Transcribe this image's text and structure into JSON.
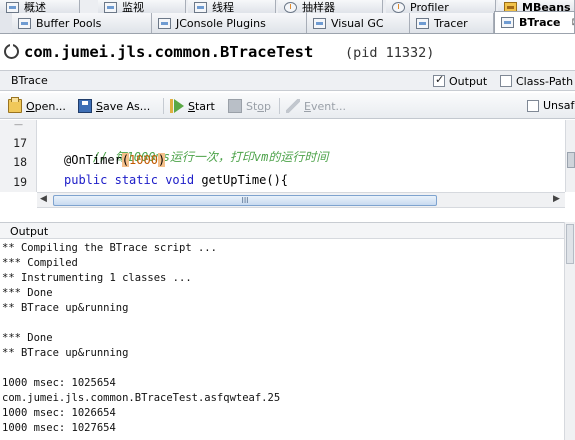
{
  "tabs_top": [
    {
      "label": "概述",
      "icon": "overview-icon"
    },
    {
      "label": "监视",
      "icon": "monitor-icon"
    },
    {
      "label": "线程",
      "icon": "threads-icon"
    },
    {
      "label": "抽样器",
      "icon": "sampler-icon"
    },
    {
      "label": "Profiler",
      "icon": "profiler-icon"
    },
    {
      "label": "MBeans",
      "icon": "mbeans-icon"
    }
  ],
  "tabs_plugins": [
    {
      "label": "Buffer Pools",
      "icon": "buffer-pools-icon"
    },
    {
      "label": "JConsole Plugins",
      "icon": "jconsole-plugins-icon"
    },
    {
      "label": "Visual GC",
      "icon": "visual-gc-icon"
    },
    {
      "label": "Tracer",
      "icon": "tracer-icon"
    },
    {
      "label": "BTrace",
      "icon": "btrace-icon",
      "close": "⊠"
    }
  ],
  "title": {
    "main": "com.jumei.jls.common.BTraceTest",
    "pid": "(pid 11332)"
  },
  "panel": {
    "title": "BTrace",
    "output_label": "Output",
    "output_checked": true,
    "classpath_label": "Class-Path",
    "classpath_checked": false
  },
  "toolbar": {
    "open": {
      "label": "Open...",
      "underline": "O",
      "rest": "pen..."
    },
    "save": {
      "label": "Save As...",
      "underline": "S",
      "rest": "ave As..."
    },
    "start": {
      "label": "Start",
      "underline": "S",
      "rest": "tart"
    },
    "stop": {
      "label": "Stop",
      "first": "St",
      "underline": "o",
      "rest": "p"
    },
    "event": {
      "label": "Event...",
      "underline": "E",
      "rest": "vent..."
    },
    "unsafe": {
      "label": "Unsafe",
      "checked": false
    }
  },
  "editor": {
    "line_numbers": [
      "17",
      "18",
      "19"
    ],
    "line17": {
      "comment": "// 每1000ms运行一次，打印vm的运行时间"
    },
    "line18": {
      "annotation": "@OnTimer",
      "open": "(",
      "number": "1000",
      "close": ")"
    },
    "line19": {
      "kw1": "public",
      "kw2": "static",
      "kw3": "void",
      "rest": " getUpTime(){"
    }
  },
  "hscroll": {
    "left_arrow": "◀",
    "right_arrow": "▶",
    "grip": "III"
  },
  "output": {
    "title": "Output",
    "lines": [
      "** Compiling the BTrace script ...",
      "*** Compiled",
      "** Instrumenting 1 classes ...",
      "*** Done",
      "** BTrace up&running",
      "",
      "*** Done",
      "** BTrace up&running",
      "",
      "1000 msec: 1025654",
      "com.jumei.jls.common.BTraceTest.asfqwteaf.25",
      "1000 msec: 1026654",
      "1000 msec: 1027654"
    ]
  },
  "colors": {
    "comment": "#4da34a",
    "keyword": "#1d1dc8",
    "number": "#c25a00",
    "bracket_highlight": "#f5c08a"
  }
}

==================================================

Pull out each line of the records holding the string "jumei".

    "main": "com.jumei.jls.common.BTraceTest",
      "com.jumei.jls.common.BTraceTest.asfqwteaf.25",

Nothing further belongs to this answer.